Lisa Gillespie

Reporter, WFPL

Lisa Gillespie is WFPL's Health and Innovation Reporter. Most recently, she was a reporter for Kaiser Health News. During her career, Gillespie has covered all things health — from Medicaid and Medicare payment policy and rural hospital closures to science funding and the dietary supplement market.

Ways to Connect

Lisa Gillespie/Side Effects Public Media

Rows of silver and pink plastic packages sit on the bathroom counter inside Bean, a Louisville coffee shop. Each package carries these words: emergency contraception.

The medication? It’s called Preventeza, from the company that also makes Vagisil. It was on the market for less than a year and didn’t do well – pills worth $2 million were sent to advocacy groups in Kentucky, Indiana and other states. 

Lisa Gillespie/Side Effects Public Media

Gene Emerson is a gregarious character – but he wasn’t always this way. In 2003, his wife of 42 years died.

“I had a couple of bad years after I lost my wife. It was kindly bad, you know?” Emerson said. “I got depressed and lost about 30 pounds. And I was weak.”

Lisa Gillespie/Side Effects Public Media

Dennis Pond doesn’t tell his psychiatrist about his thoughts of suicide.  But he has them. He often feels useless, in large part because his diabetes has caused terrible pain and numbness in his feet, and that affects his ability to drive, to help out around the house, to even go out in the yard.

Lisa Gillespie/Side Effects Public Media

Getting to Anne Polston’s house is a journey: first, you have to get to Liberty, a town about two hours southeast of Louisville. Then, there’s a winding eight-mile road that’s largely one-lane, and sometimes just gravel.

Lisa Gillespie, WFPL for Side Effects Public Media

It’s a rainy spring evening in Louisville, less than two weeks from one of city’s biggest events: the Kentucky Derby. On May Fourth, people from across the U.S. and world stream into town to watch a day of horse racing.

U.S. Senator Mitch McConnell said he will introduce a bill raising the minimum age to buy cigarettes, vaping devices and other tobacco products from 18 to 21 across the country.

During a news conference in Louisville Thursday, McConnell said he will introduce the legislation in May.

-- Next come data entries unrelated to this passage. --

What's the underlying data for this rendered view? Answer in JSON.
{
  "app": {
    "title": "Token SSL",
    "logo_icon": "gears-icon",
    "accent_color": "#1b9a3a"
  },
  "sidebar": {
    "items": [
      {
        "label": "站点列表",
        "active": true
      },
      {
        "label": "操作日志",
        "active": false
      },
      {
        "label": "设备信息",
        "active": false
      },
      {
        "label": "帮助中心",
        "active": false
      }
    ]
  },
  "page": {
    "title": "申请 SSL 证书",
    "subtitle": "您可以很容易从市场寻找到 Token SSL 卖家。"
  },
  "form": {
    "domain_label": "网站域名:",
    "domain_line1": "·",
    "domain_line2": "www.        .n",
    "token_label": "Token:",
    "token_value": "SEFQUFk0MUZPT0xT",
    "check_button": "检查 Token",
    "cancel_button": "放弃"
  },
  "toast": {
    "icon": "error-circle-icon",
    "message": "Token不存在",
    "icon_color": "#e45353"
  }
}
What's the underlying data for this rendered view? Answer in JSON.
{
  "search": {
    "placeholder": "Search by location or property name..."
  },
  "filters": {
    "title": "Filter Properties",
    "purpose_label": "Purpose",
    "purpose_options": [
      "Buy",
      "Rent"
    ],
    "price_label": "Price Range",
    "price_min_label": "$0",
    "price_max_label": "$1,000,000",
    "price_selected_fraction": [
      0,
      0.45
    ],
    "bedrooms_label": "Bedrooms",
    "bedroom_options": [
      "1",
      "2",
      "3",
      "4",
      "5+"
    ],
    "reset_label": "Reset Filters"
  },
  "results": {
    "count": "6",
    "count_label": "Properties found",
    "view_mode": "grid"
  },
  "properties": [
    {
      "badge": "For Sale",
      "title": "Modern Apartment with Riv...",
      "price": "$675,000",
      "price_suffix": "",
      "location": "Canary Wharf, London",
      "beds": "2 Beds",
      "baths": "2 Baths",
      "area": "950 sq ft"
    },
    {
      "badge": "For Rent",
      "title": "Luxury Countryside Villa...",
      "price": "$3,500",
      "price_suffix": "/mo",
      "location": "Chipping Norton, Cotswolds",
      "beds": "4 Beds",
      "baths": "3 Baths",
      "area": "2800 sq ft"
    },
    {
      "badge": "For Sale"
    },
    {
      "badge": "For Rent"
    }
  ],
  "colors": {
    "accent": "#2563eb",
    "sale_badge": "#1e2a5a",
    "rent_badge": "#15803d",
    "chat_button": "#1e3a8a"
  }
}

“By raising the age you could legally purchase to 21, tobacco won’t be in most high schools, presenting fewer opportunities for children to get their hands on vaping devices,” McConnell said.